ACTIVITY: Give back the full material exactly. Omit no line.

DATA:
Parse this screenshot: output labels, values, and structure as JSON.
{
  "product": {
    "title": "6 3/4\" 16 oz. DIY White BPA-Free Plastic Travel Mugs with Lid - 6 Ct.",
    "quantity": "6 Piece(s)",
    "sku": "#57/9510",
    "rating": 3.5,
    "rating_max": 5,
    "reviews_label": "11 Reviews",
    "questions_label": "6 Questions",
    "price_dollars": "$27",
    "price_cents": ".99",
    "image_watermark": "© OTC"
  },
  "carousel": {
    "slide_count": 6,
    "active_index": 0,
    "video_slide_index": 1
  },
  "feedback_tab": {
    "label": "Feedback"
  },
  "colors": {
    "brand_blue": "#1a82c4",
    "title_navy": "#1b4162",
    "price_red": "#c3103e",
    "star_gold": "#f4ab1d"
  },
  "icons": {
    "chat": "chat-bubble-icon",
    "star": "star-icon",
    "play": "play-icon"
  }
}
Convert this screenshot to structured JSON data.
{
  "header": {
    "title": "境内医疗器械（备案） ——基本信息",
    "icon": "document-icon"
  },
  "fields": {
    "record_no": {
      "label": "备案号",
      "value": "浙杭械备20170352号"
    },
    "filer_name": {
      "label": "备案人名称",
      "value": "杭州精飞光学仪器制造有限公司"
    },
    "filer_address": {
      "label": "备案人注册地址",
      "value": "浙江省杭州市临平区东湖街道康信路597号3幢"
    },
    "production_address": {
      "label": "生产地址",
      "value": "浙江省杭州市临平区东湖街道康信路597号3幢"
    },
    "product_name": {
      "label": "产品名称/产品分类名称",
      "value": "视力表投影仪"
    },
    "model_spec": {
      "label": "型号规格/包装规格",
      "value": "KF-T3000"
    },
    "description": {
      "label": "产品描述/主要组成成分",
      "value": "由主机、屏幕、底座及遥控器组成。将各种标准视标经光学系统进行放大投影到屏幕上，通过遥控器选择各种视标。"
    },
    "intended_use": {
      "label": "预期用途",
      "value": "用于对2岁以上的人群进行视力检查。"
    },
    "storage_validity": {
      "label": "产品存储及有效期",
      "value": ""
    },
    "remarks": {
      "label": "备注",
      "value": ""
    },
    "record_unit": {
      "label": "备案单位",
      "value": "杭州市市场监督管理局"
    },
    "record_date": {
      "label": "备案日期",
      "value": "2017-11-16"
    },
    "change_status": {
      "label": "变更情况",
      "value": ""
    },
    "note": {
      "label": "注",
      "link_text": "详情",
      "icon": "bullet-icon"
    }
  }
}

WRITTEN REPLY:
Parse this screenshot: output labels, values, and structure as JSON.
{
  "product": {
    "title": "6 3/4\" 16 oz. DIY White BPA-Free Plastic Travel Mugs with Lid - 6 Ct.",
    "quantity": "6 Piece(s)",
    "sku": "#57/9510",
    "rating": 3.5,
    "rating_max": 5,
    "reviews_label": "11 Reviews",
    "questions_label": "6 Questions",
    "price_dollars": "$27",
    "price_cents": ".99",
    "image_watermark": "© OTC"
  },
  "carousel": {
    "slide_count": 6,
    "active_index": 0,
    "video_slide_index": 1
  },
  "feedback_tab": {
    "label": "Feedback"
  },
  "colors": {
    "brand_blue": "#1a82c4",
    "title_navy": "#1b4162",
    "price_red": "#c3103e",
    "star_gold": "#f4ab1d"
  },
  "icons": {
    "chat": "chat-bubble-icon",
    "star": "star-icon",
    "play": "play-icon"
  }
}
Convert this screenshot to structured JSON data.
{
  "header": {
    "title": "境内医疗器械（备案） ——基本信息",
    "icon": "document-icon"
  },
  "fields": {
    "record_no": {
      "label": "备案号",
      "value": "浙杭械备20170352号"
    },
    "filer_name": {
      "label": "备案人名称",
      "value": "杭州精飞光学仪器制造有限公司"
    },
    "filer_address": {
      "label": "备案人注册地址",
      "value": "浙江省杭州市临平区东湖街道康信路597号3幢"
    },
    "production_address": {
      "label": "生产地址",
      "value": "浙江省杭州市临平区东湖街道康信路597号3幢"
    },
    "product_name": {
      "label": "产品名称/产品分类名称",
      "value": "视力表投影仪"
    },
    "model_spec": {
      "label": "型号规格/包装规格",
      "value": "KF-T3000"
    },
    "description": {
      "label": "产品描述/主要组成成分",
      "value": "由主机、屏幕、底座及遥控器组成。将各种标准视标经光学系统进行放大投影到屏幕上，通过遥控器选择各种视标。"
    },
    "intended_use": {
      "label": "预期用途",
      "value": "用于对2岁以上的人群进行视力检查。"
    },
    "storage_validity": {
      "label": "产品存储及有效期",
      "value": ""
    },
    "remarks": {
      "label": "备注",
      "value": ""
    },
    "record_unit": {
      "label": "备案单位",
      "value": "杭州市市场监督管理局"
    },
    "record_date": {
      "label": "备案日期",
      "value": "2017-11-16"
    },
    "change_status": {
      "label": "变更情况",
      "value": ""
    },
    "note": {
      "label": "注",
      "link_text": "详情",
      "icon": "bullet-icon"
    }
  }
}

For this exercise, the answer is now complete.